Mitochondria are fascinating little things, they look like miniature sea-puddings inside the cell. However while sea-puddings are sluggish sedentary creatures, mitochondria are the energy power plants of the cell, involved in signalling, cell growth and eventually cell death.
The name “mitochondrium” comes from “mito” meaning thread and “chondrium” meaning granule-like, and they were first seen in 1894.
Almost all of our cells have mitochondria and amazingly, they are all inherited from our Mother alone – which makes sense when you realise that the sperm just delivers the nucleus alone into the egg.
I have drawn a diagram of the structure above. You can see there is a double membrane and it is this fact that led biologists to believe that originally way back in time the mitochondria were perhaps bacteria-like organisms that came to live symbiotically inside animal cells. The outer membrane has integral proteins embedded in it that act as little pores ( ‘porins’) allowing ions and small molecules to pass through. The inner membrane is highly convoluted by cristae to increase its surface area and this is where the energy production takes place.
Relevant to the study is the fact that mitochondria contain their own DNA (mitDNA) a circular chromosome that encodes for proteins essential for the energy production.

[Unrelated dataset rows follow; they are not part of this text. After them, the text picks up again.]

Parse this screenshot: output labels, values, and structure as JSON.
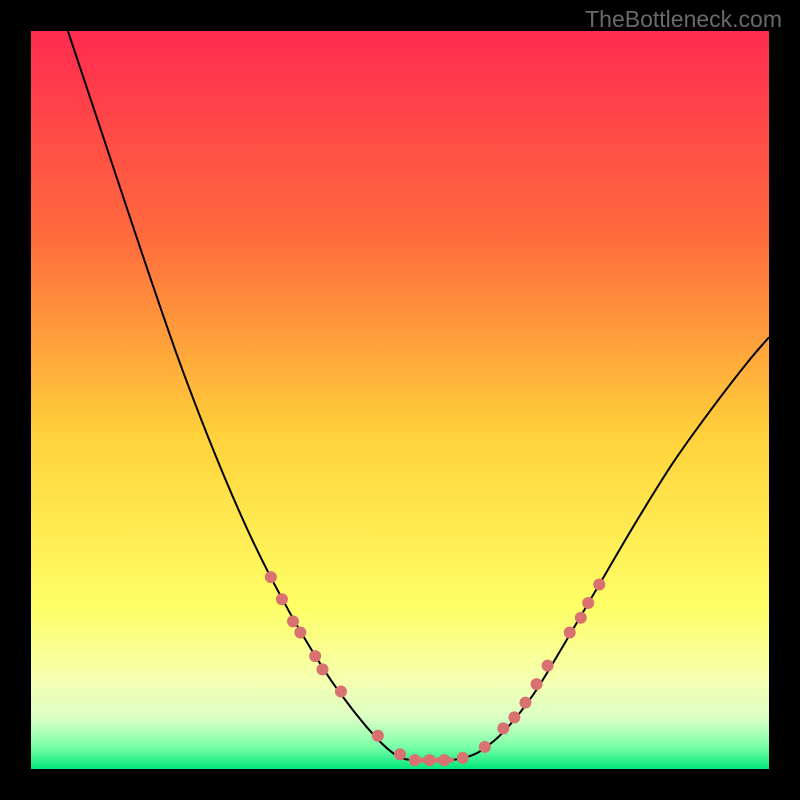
{
  "watermark": "TheBottleneck.com",
  "chart_data": {
    "type": "line",
    "title": "",
    "xlabel": "",
    "ylabel": "",
    "xlim": [
      0,
      100
    ],
    "ylim": [
      0,
      100
    ],
    "background_gradient": {
      "stops": [
        {
          "offset": 0,
          "color": "#ff2b50"
        },
        {
          "offset": 0.28,
          "color": "#ff6b3d"
        },
        {
          "offset": 0.55,
          "color": "#ffd23a"
        },
        {
          "offset": 0.78,
          "color": "#ffff66"
        },
        {
          "offset": 0.88,
          "color": "#f5ffb0"
        },
        {
          "offset": 0.93,
          "color": "#dcffc4"
        },
        {
          "offset": 0.97,
          "color": "#7affa8"
        },
        {
          "offset": 1.0,
          "color": "#00e87a"
        }
      ]
    },
    "series": [
      {
        "name": "left-curve",
        "values": [
          {
            "x": 5.0,
            "y": 100.0
          },
          {
            "x": 10.0,
            "y": 85.0
          },
          {
            "x": 15.0,
            "y": 70.0
          },
          {
            "x": 20.0,
            "y": 55.5
          },
          {
            "x": 25.0,
            "y": 42.5
          },
          {
            "x": 30.0,
            "y": 31.0
          },
          {
            "x": 35.0,
            "y": 21.3
          },
          {
            "x": 40.0,
            "y": 13.0
          },
          {
            "x": 44.0,
            "y": 7.5
          },
          {
            "x": 47.0,
            "y": 4.0
          },
          {
            "x": 49.0,
            "y": 2.2
          },
          {
            "x": 50.5,
            "y": 1.4
          },
          {
            "x": 52.0,
            "y": 1.2
          }
        ]
      },
      {
        "name": "right-curve",
        "values": [
          {
            "x": 57.0,
            "y": 1.2
          },
          {
            "x": 59.0,
            "y": 1.6
          },
          {
            "x": 61.0,
            "y": 2.5
          },
          {
            "x": 64.0,
            "y": 5.0
          },
          {
            "x": 68.0,
            "y": 10.0
          },
          {
            "x": 72.0,
            "y": 16.5
          },
          {
            "x": 77.0,
            "y": 25.0
          },
          {
            "x": 82.0,
            "y": 33.5
          },
          {
            "x": 87.0,
            "y": 41.5
          },
          {
            "x": 92.0,
            "y": 48.5
          },
          {
            "x": 97.0,
            "y": 55.0
          },
          {
            "x": 100.0,
            "y": 58.5
          }
        ]
      }
    ],
    "bottom_band": {
      "y": 1.2,
      "x_start": 52.0,
      "x_end": 57.0,
      "color": "#d8716f",
      "width": 5
    },
    "markers": {
      "color": "#d8716f",
      "radius": 6,
      "points": [
        {
          "x": 32.5,
          "y": 26.0
        },
        {
          "x": 34.0,
          "y": 23.0
        },
        {
          "x": 35.5,
          "y": 20.0
        },
        {
          "x": 36.5,
          "y": 18.5
        },
        {
          "x": 38.5,
          "y": 15.3
        },
        {
          "x": 39.5,
          "y": 13.5
        },
        {
          "x": 42.0,
          "y": 10.5
        },
        {
          "x": 47.0,
          "y": 4.5
        },
        {
          "x": 50.0,
          "y": 2.0
        },
        {
          "x": 52.0,
          "y": 1.2
        },
        {
          "x": 54.0,
          "y": 1.2
        },
        {
          "x": 56.0,
          "y": 1.2
        },
        {
          "x": 58.5,
          "y": 1.5
        },
        {
          "x": 61.5,
          "y": 3.0
        },
        {
          "x": 64.0,
          "y": 5.5
        },
        {
          "x": 65.5,
          "y": 7.0
        },
        {
          "x": 67.0,
          "y": 9.0
        },
        {
          "x": 68.5,
          "y": 11.5
        },
        {
          "x": 70.0,
          "y": 14.0
        },
        {
          "x": 73.0,
          "y": 18.5
        },
        {
          "x": 74.5,
          "y": 20.5
        },
        {
          "x": 75.5,
          "y": 22.5
        },
        {
          "x": 77.0,
          "y": 25.0
        }
      ]
    }
  }
}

This DNA can be measured as ‘mitDNA copy number’, a figure that reflects the stability of the mitochondria. Reduced mitDNA copy number is associated with mitochondrial dysfunction.
Cysts in ADPKD behave in some ways like solid tumours. It has been found that the mitochondria in tumour cells differ from those in healthy cells. Tumour cells generally have a lower mitDNA copy number. So the study authors decided to look at the mitochondria found in cyst epithelial cells. They used both rat models of ADPKD and human ADPKD epithelial cells grown in culture.
In both rat and human ADPKD cells the mitochondria were found to be swollen and fragmented and to contain fewer mitDNA copy number.
They hypothesise that deranged mitochondrial biogenesis leads to an increase in reactive oxygen species inside the mitochondria (stress oxidation) which in turn leads to cellular proliferation.
They confirmed this hypothesis by treating the cells with a substance called MitoQ. This is an anti-oxidant, a bit like the Co-enzyme Q (frequently sold as an anti-aging supplement) but aimed specifically at mitochondria. Adding MitoQ to the cell cultures suppressed cell proliferation.
They also found that where the intracellular calcium levels were low, another substance called PGC-1alpha was also reduced and this chemical is a regulator of mitochondrial formation. We already know that calcium inside the cell is important in ADPKD and that polycystins are involved in calcium movements into the cell so it begins to link up theoretically.
The bottom line of this piece of research is that mitochondria could be a new therapeutic target for ADPKD.
Mitochondrial dysfunction contributes to cyst proliferation of ADPKD. Ishimoto Y, Nangaku M, Nagao S et al. (2016) APSN young investigator award – basic science. NEphrology, 21;40-42.